Let’s make this clear. I’ve always been into appropriate transport, which for me has been a mixture of feet, cycle, motorcycle, car and public transport. The definition of ‘appropriate’ is generally that which has the lowest environmental impact for the task that’s needed, but I’m no purist. A motorcycle may have been used for no more than the fun of using it. My halo lies in fragments on the floor.

So I’ve taken the train, ferry and train option of travelling here, a Stena Line deal from Liverpool Street Station to any Dutch station. I’ve brought a rucksack and the rest follows in a van later. I was at the excellent Strowis by 10.30, and by midday had bought a bicycle, a secondhand simple mtb-style deal from the station cycle hire shop for €115. A classic Dutch bike would have been €200 secondhand, reflecting a good market for a bike that was about €600 new. Until I understand how to cope with Dutch bike theft, I don’t want a pricey bike.

From the city centre it’s a 3km journey for work. Using the standard city map, I’ve been able to find a route to work which has minimal traffic, uses bike lanes and cut-throughs, and would be nuts to do with a car. I’m cautious because this has been on a lightly trafficked Sunday, and a weekday may be very different. I’m guessing the biggest hazard will be all the other bikes, all not expecting this Brit to make unexpected pauses, turns and other actions that you just don’t do.
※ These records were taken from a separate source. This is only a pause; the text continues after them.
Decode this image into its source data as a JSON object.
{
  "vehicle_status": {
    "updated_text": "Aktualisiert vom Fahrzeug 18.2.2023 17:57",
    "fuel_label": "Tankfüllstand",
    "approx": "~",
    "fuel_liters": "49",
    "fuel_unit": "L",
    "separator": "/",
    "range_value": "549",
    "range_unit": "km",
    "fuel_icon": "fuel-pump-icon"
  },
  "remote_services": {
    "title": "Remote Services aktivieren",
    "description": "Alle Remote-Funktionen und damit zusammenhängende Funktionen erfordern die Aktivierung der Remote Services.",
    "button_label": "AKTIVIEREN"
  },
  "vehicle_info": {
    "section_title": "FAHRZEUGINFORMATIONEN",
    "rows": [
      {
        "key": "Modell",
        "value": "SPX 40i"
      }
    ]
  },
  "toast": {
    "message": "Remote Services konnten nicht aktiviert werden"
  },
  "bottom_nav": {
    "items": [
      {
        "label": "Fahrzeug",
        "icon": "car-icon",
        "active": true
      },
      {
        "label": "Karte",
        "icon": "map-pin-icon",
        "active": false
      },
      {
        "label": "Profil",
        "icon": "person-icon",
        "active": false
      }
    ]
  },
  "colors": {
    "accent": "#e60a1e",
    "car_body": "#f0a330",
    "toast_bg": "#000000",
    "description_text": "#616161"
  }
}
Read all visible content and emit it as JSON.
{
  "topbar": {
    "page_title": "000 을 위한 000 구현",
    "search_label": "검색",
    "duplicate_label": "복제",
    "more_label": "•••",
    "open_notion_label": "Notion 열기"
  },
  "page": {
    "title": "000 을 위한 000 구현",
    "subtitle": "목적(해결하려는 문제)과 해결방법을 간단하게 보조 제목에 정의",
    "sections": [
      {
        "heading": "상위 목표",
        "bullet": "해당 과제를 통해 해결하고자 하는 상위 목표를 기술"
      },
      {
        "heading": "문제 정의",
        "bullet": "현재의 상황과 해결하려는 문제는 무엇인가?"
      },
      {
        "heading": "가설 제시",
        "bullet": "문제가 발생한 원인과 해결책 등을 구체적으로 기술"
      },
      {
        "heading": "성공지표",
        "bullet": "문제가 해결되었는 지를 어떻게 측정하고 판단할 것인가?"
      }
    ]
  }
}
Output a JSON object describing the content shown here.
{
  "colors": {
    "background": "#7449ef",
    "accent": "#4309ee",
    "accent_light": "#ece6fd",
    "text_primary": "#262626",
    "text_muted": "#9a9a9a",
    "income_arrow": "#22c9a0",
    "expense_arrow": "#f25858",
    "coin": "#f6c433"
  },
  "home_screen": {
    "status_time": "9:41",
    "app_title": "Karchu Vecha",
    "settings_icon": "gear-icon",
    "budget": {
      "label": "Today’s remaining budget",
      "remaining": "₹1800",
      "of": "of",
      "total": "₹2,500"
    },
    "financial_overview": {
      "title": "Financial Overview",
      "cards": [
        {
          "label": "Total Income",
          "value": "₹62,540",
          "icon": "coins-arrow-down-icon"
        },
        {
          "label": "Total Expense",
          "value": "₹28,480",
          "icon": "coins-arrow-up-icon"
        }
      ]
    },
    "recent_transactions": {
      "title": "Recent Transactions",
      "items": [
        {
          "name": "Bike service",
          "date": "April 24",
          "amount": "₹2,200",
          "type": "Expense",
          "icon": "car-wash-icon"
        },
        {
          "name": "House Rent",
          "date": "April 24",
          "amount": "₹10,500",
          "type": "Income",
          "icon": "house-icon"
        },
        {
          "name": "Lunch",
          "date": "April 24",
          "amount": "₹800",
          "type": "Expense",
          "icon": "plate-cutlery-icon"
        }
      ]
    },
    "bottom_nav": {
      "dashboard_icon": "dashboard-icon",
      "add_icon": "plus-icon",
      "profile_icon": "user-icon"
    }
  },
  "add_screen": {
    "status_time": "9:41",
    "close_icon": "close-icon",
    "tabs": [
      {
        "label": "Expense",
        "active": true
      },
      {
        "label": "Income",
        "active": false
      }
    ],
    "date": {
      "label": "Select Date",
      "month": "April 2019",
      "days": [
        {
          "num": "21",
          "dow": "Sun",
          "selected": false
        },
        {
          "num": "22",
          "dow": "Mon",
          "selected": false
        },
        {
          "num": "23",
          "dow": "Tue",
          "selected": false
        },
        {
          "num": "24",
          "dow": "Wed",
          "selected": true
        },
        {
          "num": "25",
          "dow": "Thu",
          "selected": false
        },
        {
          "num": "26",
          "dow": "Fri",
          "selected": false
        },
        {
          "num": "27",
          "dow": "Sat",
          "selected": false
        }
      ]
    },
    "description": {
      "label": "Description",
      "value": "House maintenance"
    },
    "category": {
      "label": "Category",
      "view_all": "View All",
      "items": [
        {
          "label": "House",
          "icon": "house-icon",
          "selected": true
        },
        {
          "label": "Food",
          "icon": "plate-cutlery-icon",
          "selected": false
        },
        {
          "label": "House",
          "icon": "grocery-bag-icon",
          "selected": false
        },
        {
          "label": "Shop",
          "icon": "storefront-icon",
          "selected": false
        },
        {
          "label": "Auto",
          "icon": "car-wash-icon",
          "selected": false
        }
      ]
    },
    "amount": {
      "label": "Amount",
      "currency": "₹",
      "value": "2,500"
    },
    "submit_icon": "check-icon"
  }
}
Cycling out to where I’m living for the next week, on the west side of the city, I’ve discovered the other feature of Dutch bike life. A flat landscape allows winds to blow easily. It was only a 15 knot headwind, but my knees tell me I’ve done some adventurous hill climbing for 4km or so. This was to Terwijde, a suburb planned around large and small housing blocks, with lots of greenery, children’s play areas, one car space per dwelling and of course routes reserved for cycles and pedestrians. And all signposted for cycles, with one or two just about forgivable exceptions in a new development where all the roads are named with a musical theme. Anyone fancy a game of footy in Duke Ellingtonstraat?